Posted January 19, 2013on:
I suppose lacking the voluminous literary heritage of England, Americans tend to latch onto any big book as a possible contender for the Great American Novel that they are always desperately seeking. It helps its chances if the book is also indigestible. That way the Brits are unlikely to read it and challenge its literary supremacy.
Hence, I suppose, the lasting appeal of Moby Dick. Who is going to read it in this day and age? Its supremacy is assured for all time.
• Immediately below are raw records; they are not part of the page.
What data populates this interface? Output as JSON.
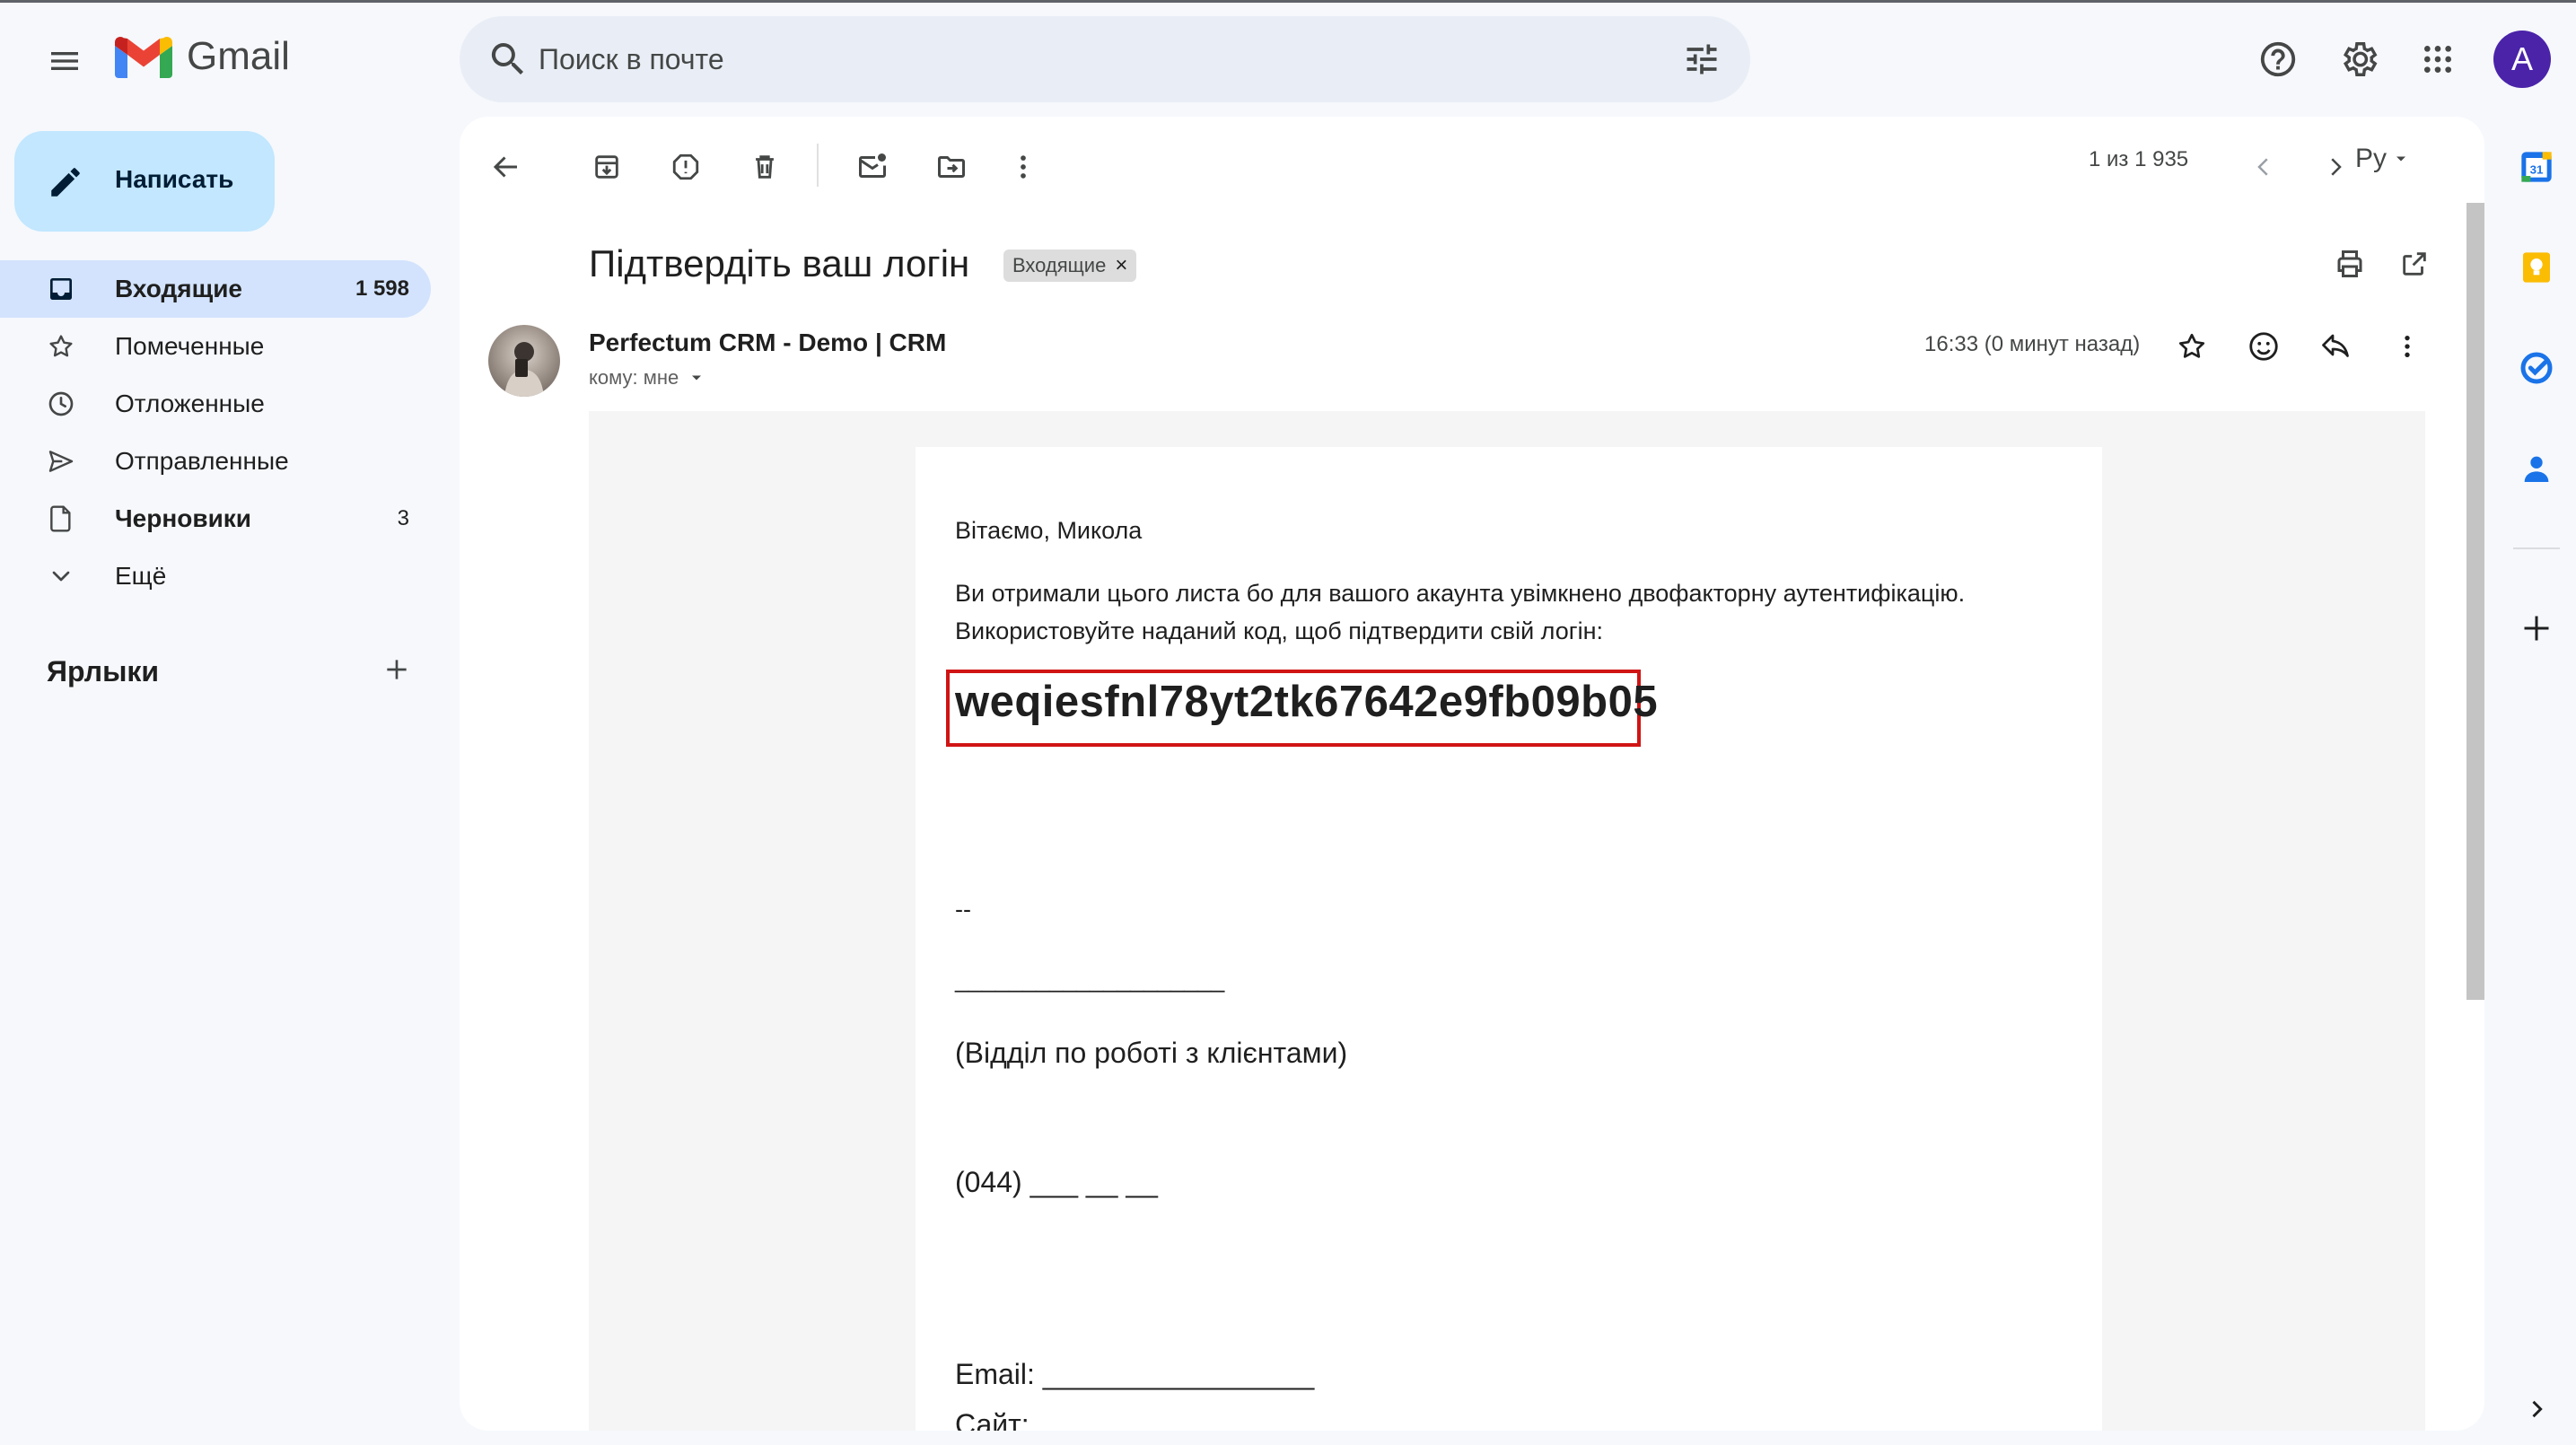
{
  "app": {
    "logo_text": "Gmail",
    "avatar_letter": "A"
  },
  "search": {
    "placeholder": "Поиск в почте"
  },
  "compose": {
    "label": "Написать"
  },
  "sidebar": {
    "items": [
      {
        "label": "Входящие",
        "count": "1 598"
      },
      {
        "label": "Помеченные",
        "count": ""
      },
      {
        "label": "Отложенные",
        "count": ""
      },
      {
        "label": "Отправленные",
        "count": ""
      },
      {
        "label": "Черновики",
        "count": "3"
      },
      {
        "label": "Ещё",
        "count": ""
      }
    ],
    "labels_title": "Ярлыки"
  },
  "toolbar": {
    "pager": "1 из 1 935",
    "lang": "Ру"
  },
  "message": {
    "subject": "Підтвердіть ваш логін",
    "chip": "Входящие",
    "chip_close": "×",
    "sender": "Perfectum CRM - Demo | CRM",
    "recipient": "кому: мне",
    "time": "16:33 (0 минут назад)"
  },
  "email_body": {
    "greeting": "Вітаємо, Микола",
    "line1": "Ви отримали цього листа бо для вашого акаунта увімкнено двофакторну аутентифікацію.",
    "line2": "Використовуйте наданий код, щоб підтвердити свій логін:",
    "code": "weqiesfnl78yt2tk67642e9fb09b05",
    "sig_dash": "--",
    "sig_line": "____________________",
    "department": "(Відділ по роботі з клієнтами)",
    "phone": "(044) ___ __ __",
    "email": "Email: _________________",
    "site": "Сайт:"
  },
  "colors": {
    "accent": "#0b57d0",
    "active_nav": "#d3e3fd",
    "compose": "#c2e7ff",
    "highlight_box": "#d01414",
    "avatar": "#4a23a9"
  },
  "icons": [
    "menu-icon",
    "search-icon",
    "tune-icon",
    "help-icon",
    "gear-icon",
    "apps-icon",
    "pencil-icon",
    "inbox-icon",
    "star-icon",
    "clock-icon",
    "send-icon",
    "draft-icon",
    "chevron-down-icon",
    "plus-icon",
    "back-arrow-icon",
    "archive-icon",
    "report-spam-icon",
    "delete-icon",
    "mark-unread-icon",
    "move-to-icon",
    "more-vert-icon",
    "chevron-left-icon",
    "chevron-right-icon",
    "print-icon",
    "open-new-window-icon",
    "emoji-icon",
    "reply-icon",
    "calendar-icon",
    "keep-icon",
    "tasks-icon",
    "contacts-icon"
  ]
}
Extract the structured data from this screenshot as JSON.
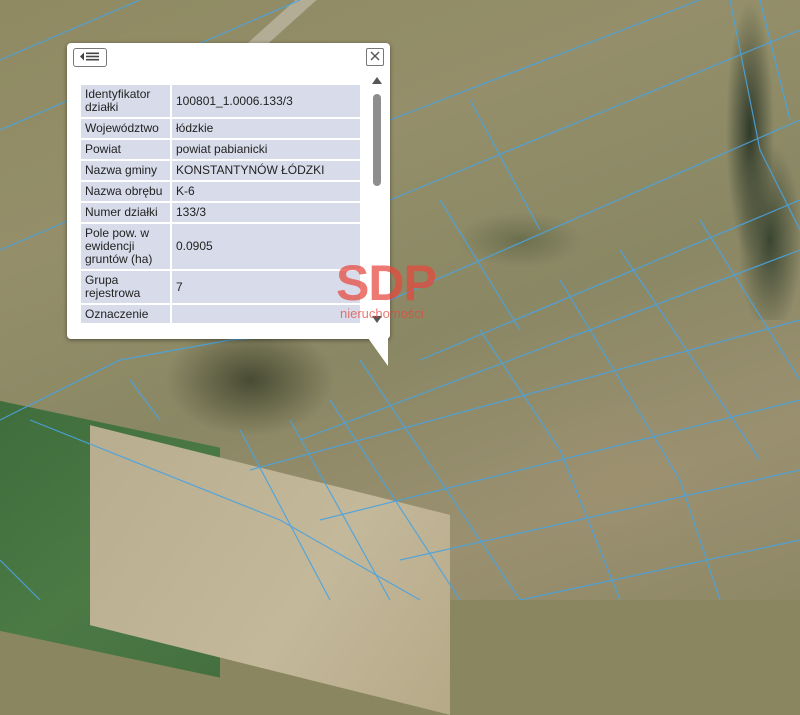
{
  "popup": {
    "back_icon": "list-back-icon",
    "close_icon": "close-icon",
    "rows": [
      {
        "key": "Identyfikator działki",
        "value": "100801_1.0006.133/3"
      },
      {
        "key": "Województwo",
        "value": "łódzkie"
      },
      {
        "key": "Powiat",
        "value": "powiat pabianicki"
      },
      {
        "key": "Nazwa gminy",
        "value": "KONSTANTYNÓW ŁÓDZKI"
      },
      {
        "key": "Nazwa obrębu",
        "value": "K-6"
      },
      {
        "key": "Numer działki",
        "value": "133/3"
      },
      {
        "key": "Pole pow. w ewidencji gruntów (ha)",
        "value": "0.0905"
      },
      {
        "key": "Grupa rejestrowa",
        "value": "7"
      },
      {
        "key": "Oznaczenie",
        "value": ""
      }
    ]
  },
  "watermark": {
    "logo": "SDP",
    "sub": "nieruchomości"
  },
  "colors": {
    "parcel_line": "#4aa3df",
    "row_bg": "#d8dcea",
    "watermark": "#e6463c"
  }
}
I like to plunge into its yawning depths and immerse myself in the great shroud of its frothing prose as an antidote to Twitter. It’s fun to read it in Starbucks, especially now we have freezing fog in London and treacherous ice on the streets. America, what have you given to Britain? You’ve closed all their bookshops thanks to Amazon. You’ve replaced all their pubs with coffee shops. You’ve doomed them to a high street without record shops thanks to Apple and iTunes. You suck up all their spare cash into your great maw and you construct labyrinthine corporate shelters to avoid paying any tax in the UK. It’s genius. What sweet revenge for the all the wrongs inflicted on you by Mad King George.
But you’ve at least given them Moby Dick, a seething epic that teaches them not to go chasing after phantoms and break their necks on a brick wall. Good advice, incidentally, to anyone who feels they ought to read this novel but is put off by its sheer bulk. It is a whale of a book and you chase it down at your peril.
I do wonder where the female characters are. Ishmael clinging to Queequeg’s coffin to avoid a watery doom is about as close as we get to a love story.
But it’s a wicked book. Wicked and wild. I like to think the great white whale is a metaphor for all of us women giving men the run around: the fathomless mask of the unknown but still reasoning vortex at the heart of men’s tragically turbulent universe.